Hondas and Chryslers and Fords, oh my! No-start issues come in all shapes and sizes, on all makes and models. In addition, they stem from a wide variety of root causes, making no-start diagnosis especially tricky. In this month’s, article we have gathered together a number of resources around this difficult to solve service issue.
Failed PCM Tracked Back to CAN System Issue
In this informative piece, Gary Goms provides a case study of a PCM that failed repeatedly until the root cause of the issue was identified and corrected. In this case, it was a CAN system component, the immobilizer control unit, which was causing the PCM failures. Gary goes on to suggest that CAN system diagnostics will become an increasing issue for aftermarket service providers.
“To date, multiplexed body control electronics have been a relatively minor part of the diagnostic workflow in most independent shops. But, since CAN bus communications systems were mandated as standard equipment in 2008, more import platforms equipped with CAN systems will undoubtedly be coming into your shop… As a first step, you can begin to understand how modules communicate with each other by the simple process of polling all vehicle modules for both communications and trouble codes before diagnosing any no-start complaint. If you have a module that’s not communicating, you should be able to retrieve a U1000-series diagnostic trouble code (DTC).”
A Mechanical Solution to What Appears to Be a Communication Issue

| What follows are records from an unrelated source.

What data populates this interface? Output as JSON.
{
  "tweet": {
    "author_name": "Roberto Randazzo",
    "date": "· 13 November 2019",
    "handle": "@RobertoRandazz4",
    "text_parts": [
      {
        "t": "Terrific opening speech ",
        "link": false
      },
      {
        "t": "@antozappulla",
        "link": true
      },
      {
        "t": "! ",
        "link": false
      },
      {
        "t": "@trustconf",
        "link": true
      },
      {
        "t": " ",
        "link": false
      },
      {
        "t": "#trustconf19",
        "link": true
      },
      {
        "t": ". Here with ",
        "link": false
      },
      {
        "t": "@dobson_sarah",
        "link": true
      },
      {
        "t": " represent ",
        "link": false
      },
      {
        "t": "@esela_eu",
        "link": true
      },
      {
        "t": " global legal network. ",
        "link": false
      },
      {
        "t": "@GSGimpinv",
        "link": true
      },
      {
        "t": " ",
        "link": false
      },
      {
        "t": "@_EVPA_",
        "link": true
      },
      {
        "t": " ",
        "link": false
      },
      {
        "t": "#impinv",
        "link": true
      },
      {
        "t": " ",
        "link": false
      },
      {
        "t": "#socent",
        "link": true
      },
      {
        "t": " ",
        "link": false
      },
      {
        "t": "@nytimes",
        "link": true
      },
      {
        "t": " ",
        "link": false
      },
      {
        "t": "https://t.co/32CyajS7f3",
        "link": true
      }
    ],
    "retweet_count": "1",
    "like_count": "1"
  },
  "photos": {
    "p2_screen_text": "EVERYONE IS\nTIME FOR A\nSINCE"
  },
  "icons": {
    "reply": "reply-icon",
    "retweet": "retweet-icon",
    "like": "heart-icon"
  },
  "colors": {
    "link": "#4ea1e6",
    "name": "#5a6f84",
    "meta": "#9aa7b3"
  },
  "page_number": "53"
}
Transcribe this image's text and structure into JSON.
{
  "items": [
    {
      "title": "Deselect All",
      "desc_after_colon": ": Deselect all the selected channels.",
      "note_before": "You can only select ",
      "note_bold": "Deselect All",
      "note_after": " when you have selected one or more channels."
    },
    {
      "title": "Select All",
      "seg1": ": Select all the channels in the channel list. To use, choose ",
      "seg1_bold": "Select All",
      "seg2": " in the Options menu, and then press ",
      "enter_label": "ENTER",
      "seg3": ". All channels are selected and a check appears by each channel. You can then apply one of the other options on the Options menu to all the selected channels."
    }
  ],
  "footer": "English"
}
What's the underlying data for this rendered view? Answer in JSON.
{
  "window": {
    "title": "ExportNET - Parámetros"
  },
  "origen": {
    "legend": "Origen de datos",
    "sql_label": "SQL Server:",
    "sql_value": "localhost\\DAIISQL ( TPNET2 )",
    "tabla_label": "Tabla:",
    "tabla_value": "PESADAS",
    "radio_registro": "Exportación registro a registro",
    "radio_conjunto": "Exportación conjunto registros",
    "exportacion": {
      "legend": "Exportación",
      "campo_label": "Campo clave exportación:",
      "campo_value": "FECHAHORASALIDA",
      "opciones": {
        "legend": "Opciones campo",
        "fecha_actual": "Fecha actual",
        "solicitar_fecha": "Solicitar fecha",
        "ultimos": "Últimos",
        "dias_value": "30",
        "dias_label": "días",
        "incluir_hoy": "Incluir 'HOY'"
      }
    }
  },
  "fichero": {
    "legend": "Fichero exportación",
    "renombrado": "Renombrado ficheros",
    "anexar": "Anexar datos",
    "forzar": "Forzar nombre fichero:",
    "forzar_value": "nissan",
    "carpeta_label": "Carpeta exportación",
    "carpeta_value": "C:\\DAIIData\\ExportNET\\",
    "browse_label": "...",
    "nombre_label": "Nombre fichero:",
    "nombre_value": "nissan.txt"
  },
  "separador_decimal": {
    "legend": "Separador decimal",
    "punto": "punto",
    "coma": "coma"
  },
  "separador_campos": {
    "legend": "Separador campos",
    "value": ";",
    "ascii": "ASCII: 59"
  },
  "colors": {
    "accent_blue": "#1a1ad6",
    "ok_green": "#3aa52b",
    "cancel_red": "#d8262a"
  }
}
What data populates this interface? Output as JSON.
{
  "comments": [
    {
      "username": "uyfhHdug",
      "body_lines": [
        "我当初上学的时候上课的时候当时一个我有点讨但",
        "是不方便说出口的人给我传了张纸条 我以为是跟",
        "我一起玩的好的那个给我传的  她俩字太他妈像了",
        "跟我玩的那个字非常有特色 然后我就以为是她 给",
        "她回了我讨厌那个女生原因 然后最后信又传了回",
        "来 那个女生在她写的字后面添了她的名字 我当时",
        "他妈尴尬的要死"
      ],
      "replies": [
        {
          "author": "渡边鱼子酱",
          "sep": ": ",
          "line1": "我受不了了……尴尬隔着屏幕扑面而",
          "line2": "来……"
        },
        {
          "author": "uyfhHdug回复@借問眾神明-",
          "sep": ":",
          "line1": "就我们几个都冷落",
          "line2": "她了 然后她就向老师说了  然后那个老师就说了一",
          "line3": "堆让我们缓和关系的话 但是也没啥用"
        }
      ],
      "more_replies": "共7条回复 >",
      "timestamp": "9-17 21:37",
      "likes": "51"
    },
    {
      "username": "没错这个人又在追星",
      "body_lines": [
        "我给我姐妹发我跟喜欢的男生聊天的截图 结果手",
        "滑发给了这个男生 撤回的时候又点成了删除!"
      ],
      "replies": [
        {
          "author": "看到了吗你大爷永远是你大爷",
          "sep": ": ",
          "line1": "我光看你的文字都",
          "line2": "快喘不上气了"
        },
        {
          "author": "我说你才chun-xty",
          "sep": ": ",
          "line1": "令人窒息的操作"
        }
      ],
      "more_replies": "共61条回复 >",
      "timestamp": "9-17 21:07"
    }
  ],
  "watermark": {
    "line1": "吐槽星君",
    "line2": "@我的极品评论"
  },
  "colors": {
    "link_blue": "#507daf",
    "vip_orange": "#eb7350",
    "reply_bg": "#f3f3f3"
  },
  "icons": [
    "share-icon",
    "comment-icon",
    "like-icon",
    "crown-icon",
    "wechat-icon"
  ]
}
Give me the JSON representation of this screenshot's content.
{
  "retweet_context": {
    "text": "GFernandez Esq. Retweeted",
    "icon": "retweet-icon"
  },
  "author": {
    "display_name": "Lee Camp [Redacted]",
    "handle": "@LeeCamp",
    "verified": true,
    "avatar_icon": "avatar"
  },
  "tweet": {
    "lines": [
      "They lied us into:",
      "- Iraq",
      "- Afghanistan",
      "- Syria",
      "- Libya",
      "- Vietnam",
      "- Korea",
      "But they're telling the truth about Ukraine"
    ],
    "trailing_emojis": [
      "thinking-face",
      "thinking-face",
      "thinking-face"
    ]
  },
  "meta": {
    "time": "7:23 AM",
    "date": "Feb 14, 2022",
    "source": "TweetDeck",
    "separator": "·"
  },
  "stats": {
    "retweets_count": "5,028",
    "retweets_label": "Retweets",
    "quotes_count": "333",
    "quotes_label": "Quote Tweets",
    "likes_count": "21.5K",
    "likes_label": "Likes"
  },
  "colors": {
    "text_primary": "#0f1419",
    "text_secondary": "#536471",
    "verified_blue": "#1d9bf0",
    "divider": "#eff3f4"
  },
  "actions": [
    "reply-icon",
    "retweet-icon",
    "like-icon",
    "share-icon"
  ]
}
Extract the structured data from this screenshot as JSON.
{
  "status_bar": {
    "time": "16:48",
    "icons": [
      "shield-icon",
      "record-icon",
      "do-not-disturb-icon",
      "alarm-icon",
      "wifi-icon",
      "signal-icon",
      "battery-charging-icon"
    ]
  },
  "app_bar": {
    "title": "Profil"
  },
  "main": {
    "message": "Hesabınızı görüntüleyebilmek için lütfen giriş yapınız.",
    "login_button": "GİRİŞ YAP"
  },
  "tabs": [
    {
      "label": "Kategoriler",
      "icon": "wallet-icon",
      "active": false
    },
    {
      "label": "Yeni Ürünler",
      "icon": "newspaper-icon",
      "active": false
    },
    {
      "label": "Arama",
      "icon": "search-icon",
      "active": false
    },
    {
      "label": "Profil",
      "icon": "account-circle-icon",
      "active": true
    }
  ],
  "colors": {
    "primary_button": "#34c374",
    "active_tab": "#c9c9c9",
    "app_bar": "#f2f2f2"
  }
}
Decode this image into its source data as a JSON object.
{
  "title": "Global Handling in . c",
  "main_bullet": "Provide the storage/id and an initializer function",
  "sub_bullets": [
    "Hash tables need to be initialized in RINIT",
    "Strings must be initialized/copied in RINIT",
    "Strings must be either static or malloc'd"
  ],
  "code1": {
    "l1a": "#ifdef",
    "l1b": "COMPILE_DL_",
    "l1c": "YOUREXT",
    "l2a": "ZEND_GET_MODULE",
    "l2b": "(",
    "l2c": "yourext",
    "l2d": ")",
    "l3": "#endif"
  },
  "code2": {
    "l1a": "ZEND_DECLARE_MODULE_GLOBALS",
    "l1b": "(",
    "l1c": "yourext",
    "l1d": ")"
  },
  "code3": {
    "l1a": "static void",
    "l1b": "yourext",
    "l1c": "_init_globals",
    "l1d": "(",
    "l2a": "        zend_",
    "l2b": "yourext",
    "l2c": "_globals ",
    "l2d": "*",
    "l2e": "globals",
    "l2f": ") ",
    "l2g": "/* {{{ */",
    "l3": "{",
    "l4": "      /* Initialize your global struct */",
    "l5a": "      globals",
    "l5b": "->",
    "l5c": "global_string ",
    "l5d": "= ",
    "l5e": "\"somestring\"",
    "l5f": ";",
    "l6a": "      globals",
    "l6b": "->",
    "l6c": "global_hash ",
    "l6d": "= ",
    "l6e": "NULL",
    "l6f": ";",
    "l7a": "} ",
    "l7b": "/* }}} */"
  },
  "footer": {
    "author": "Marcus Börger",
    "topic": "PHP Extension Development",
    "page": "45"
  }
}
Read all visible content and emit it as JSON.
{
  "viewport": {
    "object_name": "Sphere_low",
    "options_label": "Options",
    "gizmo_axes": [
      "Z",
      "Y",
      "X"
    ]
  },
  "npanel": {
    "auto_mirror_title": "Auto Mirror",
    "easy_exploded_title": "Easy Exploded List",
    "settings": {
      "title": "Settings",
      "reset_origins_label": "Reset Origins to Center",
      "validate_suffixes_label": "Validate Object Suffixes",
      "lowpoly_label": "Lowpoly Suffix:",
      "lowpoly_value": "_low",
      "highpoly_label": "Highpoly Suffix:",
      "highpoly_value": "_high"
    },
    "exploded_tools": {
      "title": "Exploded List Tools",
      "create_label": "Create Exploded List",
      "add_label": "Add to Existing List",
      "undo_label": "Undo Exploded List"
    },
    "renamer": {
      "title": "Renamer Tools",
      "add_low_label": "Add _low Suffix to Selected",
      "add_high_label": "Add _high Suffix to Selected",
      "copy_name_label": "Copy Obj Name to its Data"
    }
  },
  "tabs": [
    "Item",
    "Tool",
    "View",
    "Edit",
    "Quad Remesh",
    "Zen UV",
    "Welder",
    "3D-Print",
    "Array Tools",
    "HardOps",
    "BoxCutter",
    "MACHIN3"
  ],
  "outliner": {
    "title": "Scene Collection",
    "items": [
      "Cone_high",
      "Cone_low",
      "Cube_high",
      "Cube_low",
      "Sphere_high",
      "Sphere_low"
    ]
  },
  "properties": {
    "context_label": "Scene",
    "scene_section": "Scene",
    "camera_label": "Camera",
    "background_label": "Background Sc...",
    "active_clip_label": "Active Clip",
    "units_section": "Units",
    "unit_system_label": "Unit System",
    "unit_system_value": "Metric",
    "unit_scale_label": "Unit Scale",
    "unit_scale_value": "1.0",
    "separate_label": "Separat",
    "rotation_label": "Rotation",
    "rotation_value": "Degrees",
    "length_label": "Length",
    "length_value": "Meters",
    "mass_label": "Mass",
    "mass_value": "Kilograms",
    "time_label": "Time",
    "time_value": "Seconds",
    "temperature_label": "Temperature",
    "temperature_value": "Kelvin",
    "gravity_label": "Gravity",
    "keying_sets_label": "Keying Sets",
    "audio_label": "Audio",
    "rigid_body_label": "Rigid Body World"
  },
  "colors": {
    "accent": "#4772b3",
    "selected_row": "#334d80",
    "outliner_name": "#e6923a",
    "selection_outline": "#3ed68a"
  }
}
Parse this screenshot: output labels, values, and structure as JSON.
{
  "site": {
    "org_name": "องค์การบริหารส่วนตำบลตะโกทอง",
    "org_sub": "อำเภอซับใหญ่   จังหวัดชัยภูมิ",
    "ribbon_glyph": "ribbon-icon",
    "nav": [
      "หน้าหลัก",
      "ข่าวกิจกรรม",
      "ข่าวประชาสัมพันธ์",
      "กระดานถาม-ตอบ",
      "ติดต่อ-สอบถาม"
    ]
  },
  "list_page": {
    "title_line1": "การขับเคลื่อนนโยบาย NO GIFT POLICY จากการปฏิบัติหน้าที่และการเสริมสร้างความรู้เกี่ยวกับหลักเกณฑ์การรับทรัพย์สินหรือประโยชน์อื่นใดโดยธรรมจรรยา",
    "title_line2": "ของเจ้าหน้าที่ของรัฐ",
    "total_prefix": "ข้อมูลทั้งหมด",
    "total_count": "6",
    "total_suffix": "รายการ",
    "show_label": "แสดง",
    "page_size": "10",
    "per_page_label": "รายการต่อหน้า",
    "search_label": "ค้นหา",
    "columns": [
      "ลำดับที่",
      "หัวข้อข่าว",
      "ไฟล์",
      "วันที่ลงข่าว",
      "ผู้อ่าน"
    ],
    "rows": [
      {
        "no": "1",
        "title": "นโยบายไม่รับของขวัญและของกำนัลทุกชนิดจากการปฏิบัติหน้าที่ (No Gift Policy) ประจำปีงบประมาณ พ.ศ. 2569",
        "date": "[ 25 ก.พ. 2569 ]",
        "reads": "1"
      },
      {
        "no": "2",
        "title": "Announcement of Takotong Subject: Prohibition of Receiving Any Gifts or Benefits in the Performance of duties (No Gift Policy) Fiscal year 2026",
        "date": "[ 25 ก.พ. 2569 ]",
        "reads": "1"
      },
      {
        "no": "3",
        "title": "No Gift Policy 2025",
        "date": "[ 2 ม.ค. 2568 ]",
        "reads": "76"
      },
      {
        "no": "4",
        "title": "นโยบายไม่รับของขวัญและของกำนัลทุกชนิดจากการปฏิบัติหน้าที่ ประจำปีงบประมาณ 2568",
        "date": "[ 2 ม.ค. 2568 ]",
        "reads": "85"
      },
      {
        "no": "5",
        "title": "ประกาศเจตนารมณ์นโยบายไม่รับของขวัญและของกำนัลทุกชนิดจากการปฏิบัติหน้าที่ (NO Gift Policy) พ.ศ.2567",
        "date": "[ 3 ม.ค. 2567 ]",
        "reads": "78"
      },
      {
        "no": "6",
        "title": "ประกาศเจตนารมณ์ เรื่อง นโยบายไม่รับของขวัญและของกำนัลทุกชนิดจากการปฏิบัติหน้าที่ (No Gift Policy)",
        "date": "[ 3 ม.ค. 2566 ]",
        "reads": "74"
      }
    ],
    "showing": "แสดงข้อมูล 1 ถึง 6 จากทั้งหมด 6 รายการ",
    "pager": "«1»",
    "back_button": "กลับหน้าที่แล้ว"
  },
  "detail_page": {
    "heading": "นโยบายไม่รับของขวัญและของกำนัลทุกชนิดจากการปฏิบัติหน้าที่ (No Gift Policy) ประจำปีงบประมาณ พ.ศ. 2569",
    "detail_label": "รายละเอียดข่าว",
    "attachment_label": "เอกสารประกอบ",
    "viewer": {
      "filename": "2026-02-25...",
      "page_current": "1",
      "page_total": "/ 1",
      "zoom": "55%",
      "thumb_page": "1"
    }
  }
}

In this TSB from Chrysler, a specific potential no-start condition is addressed for the 2012 300 model. Under this condition, the vehicle’s starter will not engage and it will show an RFH code B1A80 (electronic steering lock communication performance). The TSB identifies the symptoms that should cause the technician to deduce that what they face is not a communication issue, but a mechanical one. The TSB then outlines the steps to take to repair the mechanical cause for the no-start condition.
Excessive Buick Battery Drain
In this TSB from GM, they address a potential parasitic drain resulting in a dead battery no-start after the vehicle has been parked for any length of time. They identify the likely source of the issue as the rear fuse box, specifically calling out individual fuses by model year, noting that the issue is likely caused by a short to ground in the related circuit. Good information to have if you are working on Lucerne models.
Remote Start = No-Start on this Ford
That remote start feature was supposed to make life easier, right? Well, not on certain 2013 Focus models. In this TSB, Ford addresses a potential crank no-start condition on models equipped with the 2.0L GDI engine with Intelligent Access remote start feature. The TSB calls for reprogramming to resolve the issue, with specific release details.
No-start conditions are a common topic in industry publications and on forums such as iATN because they are encountered so frequently in today’s shops. As vehicles continue to increase in complexity, we can only expect the frequency of this service dilemma to increase as well. From case studies to TSBs, these resources reinforce the need to attack this problem both creatively and with a plan. It takes creativity, in many cases, to put the puzzle pieces together. At the same, attacking no-start complaints with a plan helps to reduce the likelihood of chasing a false lead.